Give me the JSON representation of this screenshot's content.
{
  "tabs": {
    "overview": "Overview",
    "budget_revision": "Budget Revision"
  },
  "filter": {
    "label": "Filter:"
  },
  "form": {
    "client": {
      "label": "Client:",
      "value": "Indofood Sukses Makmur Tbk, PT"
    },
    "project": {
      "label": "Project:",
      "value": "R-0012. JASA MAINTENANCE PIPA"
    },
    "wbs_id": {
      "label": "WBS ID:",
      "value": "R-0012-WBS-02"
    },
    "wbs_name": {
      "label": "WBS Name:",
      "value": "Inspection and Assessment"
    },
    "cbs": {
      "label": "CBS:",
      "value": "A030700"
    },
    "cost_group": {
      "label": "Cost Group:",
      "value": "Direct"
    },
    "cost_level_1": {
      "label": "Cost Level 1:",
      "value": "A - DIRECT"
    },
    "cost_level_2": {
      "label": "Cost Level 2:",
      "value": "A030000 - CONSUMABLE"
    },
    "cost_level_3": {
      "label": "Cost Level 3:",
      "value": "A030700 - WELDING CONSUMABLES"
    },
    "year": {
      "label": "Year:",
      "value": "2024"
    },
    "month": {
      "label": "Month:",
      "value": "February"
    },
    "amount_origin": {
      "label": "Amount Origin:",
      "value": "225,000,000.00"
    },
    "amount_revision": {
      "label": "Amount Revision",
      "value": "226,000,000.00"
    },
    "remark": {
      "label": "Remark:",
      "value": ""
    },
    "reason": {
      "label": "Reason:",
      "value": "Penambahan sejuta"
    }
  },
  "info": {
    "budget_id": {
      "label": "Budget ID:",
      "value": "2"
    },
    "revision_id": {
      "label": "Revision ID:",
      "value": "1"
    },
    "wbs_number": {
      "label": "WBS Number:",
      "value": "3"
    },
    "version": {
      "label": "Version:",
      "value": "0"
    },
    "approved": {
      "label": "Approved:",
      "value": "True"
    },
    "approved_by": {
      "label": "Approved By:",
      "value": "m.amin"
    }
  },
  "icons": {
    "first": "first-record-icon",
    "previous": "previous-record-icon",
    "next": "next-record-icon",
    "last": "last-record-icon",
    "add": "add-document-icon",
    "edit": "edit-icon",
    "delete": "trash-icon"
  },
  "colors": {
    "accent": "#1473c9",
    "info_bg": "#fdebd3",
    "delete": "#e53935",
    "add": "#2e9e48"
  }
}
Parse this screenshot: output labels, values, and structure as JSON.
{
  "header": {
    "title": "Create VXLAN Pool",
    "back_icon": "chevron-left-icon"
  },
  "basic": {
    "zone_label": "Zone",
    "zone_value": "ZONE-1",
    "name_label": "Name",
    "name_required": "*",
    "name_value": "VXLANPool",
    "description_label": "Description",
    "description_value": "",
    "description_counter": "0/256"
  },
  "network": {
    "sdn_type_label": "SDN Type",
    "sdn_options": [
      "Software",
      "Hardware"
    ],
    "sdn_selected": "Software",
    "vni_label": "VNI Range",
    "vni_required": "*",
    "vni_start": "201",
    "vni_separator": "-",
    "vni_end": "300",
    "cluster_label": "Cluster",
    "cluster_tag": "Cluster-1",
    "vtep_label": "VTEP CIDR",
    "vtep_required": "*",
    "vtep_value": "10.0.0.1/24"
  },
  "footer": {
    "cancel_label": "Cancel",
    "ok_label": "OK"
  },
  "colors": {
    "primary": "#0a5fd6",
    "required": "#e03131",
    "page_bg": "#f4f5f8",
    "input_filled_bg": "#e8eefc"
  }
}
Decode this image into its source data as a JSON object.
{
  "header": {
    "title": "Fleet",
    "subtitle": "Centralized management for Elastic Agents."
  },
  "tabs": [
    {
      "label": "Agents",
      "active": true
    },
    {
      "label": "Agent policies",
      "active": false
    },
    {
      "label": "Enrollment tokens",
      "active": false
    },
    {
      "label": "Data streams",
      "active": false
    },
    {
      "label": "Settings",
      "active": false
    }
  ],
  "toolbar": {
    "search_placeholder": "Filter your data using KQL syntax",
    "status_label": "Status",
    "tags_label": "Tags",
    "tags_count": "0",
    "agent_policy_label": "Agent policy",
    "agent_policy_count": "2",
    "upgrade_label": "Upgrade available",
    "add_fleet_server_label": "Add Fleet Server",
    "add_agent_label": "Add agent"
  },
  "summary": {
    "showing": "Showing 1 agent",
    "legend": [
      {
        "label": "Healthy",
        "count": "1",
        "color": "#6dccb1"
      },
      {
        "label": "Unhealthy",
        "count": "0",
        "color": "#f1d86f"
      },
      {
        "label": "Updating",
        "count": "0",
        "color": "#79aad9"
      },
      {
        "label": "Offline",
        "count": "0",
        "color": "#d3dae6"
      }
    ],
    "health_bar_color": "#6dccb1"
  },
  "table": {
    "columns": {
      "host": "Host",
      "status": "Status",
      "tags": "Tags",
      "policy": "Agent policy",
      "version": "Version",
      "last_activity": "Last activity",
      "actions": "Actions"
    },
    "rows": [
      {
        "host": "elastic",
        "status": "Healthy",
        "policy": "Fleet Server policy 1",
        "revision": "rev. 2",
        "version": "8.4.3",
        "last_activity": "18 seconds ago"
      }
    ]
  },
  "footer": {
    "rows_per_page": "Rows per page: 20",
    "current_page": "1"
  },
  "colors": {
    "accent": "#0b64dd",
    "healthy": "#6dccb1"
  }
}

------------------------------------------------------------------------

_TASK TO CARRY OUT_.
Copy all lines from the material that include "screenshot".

_ANSWER SECTION_.
Give me the JSON representation of this screenshot's content.
Parse this screenshot: output labels, values, and structure as JSON.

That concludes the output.